I babysat in college, too, in Western Massachusetts, where nurseries still reigned but other forms of cohabitation proliferated. I had a standing weekly gig with a family consisting of two moms, two twin boys who'd just begun walking, and a rabbit. They lived in a massive loft space in a renovated factory building, technically a studio but so large that its semi-separated sections definitely felt distinct. A wooden swing hung from the high ceiling, and Christmas-tree lights lined the giant windows; the home had an other-worldly quality. The moms' bed was placed in one corner, and the boys' in another.
Another family (now good friends) in the same town shared a bedroom, in a small and funky house, with their two toddlers; they placed two abutting futons right on the floor, and everyone slept on them together. They'd previously lived in New York, and have since returned. Their bedroom here was set up in the same way until a month ago, when they got a bunk bed and put the kids in a separate room (lemme tell ya - that was one happy mama).
I know another family, in rural Maine, who shares a "family bed." They have a two-year-old and an infant. Neither baby has spent time in a crib. And, a good friend of ours here in the city lived in a teepee with his family until he was two.
New York breeds creativity, especially in the home, where dishwashers are a luxury item, and storage is almost non-existent. Overhead shelving is a saving grace, as is a minimalist sensibility. We live in a four-hundred square foot "two bedroom" railroad apartment. It's small, but feels spacious when it's not messy. Our bedroom and kitchen, on either end, are large, and there's a small living room, and an office, in between. We've opted to put the baby in the bedroom with us, rather than kick Aaron out of his workspace and take over the office.
We have a crib beside the bed, and a changing table against a wall (its shelves are stocked with canvas storage boxes, which contain the baby's accoutrements). I'll post pictures as soon as I have the artwork up - I'm proud of how organized and cute our setup is! We can roll the crib into the office if we want some time alone. Our baby will need his own room eventually, and I look forward to decorating it, but I figure that for the first stretch it'll be nice to have everyone and everything essential within easy reach.
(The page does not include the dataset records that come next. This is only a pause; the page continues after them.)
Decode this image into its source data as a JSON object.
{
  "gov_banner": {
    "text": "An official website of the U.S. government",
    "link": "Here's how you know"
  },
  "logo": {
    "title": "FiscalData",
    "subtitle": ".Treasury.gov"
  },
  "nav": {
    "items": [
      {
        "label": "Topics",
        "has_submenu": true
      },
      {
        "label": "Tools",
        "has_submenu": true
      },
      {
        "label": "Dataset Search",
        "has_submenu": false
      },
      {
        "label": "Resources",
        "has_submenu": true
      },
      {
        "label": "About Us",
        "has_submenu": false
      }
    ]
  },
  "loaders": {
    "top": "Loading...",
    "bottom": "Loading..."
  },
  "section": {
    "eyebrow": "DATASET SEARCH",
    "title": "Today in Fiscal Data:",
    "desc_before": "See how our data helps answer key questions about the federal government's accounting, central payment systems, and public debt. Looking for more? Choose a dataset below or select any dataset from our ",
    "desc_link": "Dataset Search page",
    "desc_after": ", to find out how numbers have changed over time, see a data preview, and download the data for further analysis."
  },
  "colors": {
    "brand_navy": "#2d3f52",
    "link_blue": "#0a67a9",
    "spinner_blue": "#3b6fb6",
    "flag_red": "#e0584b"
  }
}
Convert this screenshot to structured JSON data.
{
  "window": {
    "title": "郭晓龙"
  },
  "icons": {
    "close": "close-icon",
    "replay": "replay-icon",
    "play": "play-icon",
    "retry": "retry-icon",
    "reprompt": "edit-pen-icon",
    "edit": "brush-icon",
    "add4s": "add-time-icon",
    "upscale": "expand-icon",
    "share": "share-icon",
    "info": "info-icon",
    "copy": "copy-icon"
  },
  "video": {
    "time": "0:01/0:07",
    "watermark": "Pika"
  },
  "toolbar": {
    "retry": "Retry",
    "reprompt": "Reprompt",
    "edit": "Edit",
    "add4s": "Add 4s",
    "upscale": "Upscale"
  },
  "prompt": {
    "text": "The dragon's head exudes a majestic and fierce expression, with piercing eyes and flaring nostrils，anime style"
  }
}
Do you have a nursery, a teepee, a family bed? Something in-between? Do you ever sleep with your baby in your bed, even if you have a separate crib? I'd love to hear the different ways you've integrated your new, noisy roommates into your lives and homes.